While still on board the Mayflower, these men of God created a document stressing the laws of liberty that our country has abided with since that time. The Mayflower Compact established the ideas of the worth of the individual and the protection of individual freedoms within the framework of a civil society. The men who signed this document agreed that their new community was “For the glory of God, and advancement of the Christian faith”1 as stated in the document. In chapter 4 of his diary, Bradford states that their zeal was to lay the Christian foundation for the kingdom of Christ in the new world. This hope and goal gave them uncommon strength in the face of extreme hardships during those first years in the colony.
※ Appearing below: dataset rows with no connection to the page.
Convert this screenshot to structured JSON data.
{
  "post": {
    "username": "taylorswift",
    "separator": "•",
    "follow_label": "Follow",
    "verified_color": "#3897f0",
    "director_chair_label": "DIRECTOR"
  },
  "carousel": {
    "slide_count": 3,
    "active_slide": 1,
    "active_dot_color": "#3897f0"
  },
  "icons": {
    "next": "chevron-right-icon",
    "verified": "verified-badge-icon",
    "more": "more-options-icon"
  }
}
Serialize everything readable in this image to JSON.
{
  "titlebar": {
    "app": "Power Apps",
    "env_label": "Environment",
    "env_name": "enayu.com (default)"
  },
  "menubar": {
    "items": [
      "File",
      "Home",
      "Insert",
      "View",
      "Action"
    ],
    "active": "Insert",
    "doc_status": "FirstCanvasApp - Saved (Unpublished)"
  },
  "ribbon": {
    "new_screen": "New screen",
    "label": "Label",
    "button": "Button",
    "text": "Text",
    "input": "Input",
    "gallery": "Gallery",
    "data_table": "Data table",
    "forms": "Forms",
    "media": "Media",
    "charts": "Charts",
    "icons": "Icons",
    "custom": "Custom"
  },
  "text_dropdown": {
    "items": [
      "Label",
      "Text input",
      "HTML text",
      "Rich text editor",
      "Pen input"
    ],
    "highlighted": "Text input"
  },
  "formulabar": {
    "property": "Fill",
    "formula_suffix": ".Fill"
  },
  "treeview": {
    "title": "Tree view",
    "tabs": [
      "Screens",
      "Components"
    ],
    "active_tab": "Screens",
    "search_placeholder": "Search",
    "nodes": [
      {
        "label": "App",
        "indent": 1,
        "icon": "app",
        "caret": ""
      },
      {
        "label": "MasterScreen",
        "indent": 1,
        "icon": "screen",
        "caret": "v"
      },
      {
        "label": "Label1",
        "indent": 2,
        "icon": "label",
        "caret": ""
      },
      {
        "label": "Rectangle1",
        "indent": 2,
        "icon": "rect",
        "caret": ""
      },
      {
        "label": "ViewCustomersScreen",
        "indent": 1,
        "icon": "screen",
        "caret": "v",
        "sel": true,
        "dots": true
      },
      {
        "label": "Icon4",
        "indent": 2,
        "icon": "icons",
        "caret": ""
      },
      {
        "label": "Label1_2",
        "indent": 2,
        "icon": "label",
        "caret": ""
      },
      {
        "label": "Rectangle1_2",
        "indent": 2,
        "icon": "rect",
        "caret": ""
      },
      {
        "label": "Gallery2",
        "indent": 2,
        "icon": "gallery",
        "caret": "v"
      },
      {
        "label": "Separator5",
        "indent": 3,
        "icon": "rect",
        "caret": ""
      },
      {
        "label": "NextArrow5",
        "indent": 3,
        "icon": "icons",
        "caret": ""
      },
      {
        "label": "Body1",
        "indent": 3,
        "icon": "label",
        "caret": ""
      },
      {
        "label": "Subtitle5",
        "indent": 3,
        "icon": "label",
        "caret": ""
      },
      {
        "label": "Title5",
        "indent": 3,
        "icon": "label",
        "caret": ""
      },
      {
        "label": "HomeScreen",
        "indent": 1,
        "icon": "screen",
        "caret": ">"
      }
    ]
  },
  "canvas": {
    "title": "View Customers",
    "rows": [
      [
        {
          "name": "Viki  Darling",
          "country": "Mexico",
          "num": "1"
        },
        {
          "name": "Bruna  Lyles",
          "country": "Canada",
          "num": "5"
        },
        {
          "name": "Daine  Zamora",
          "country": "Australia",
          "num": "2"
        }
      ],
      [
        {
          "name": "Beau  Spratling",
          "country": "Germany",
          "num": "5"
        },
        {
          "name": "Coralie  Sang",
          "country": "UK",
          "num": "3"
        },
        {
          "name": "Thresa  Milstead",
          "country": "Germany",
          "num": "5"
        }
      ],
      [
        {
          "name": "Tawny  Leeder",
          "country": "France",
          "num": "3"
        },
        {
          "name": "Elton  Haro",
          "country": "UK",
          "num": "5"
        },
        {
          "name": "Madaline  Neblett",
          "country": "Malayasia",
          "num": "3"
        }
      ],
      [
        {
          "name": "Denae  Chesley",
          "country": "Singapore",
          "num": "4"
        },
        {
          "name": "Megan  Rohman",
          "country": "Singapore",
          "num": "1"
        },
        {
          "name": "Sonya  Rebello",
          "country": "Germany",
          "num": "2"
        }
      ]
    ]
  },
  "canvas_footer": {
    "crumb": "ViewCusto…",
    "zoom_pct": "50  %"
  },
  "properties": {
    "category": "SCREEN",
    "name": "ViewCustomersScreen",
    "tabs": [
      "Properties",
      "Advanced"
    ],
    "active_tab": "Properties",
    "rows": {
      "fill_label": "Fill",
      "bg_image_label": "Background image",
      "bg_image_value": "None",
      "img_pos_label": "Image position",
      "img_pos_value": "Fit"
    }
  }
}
Bradford guided the new colony with firm religious principles, laws that required work from all, and continual prayer, Bible study, and fellowship with believers. The church was built in the center of town because Bradford knew that the church ought to be the center of every community. It was through the Biblical teaching each week that the community of Plymouth grew together, solving their problems and strengthening each other by mutual respect and hard work at the local level.
Of Plymouth Plantation is full of Bradford’s praise of God and His many blessings on them. Even though half the original Pilgrims died within the first two years, Bradford saw God’s hand in leading them to this new, free land. Their vision for America was a new kingdom of religious freedom and they were proud to have started the tradition.
*Anyone interested in a complete bibliography of sources I use may email me for that list: firstname.lastname@example.org
1. Bradford, William, Of Plymouth Plantation (New York, Alfred A. Knopf Publisher, 1952), 25.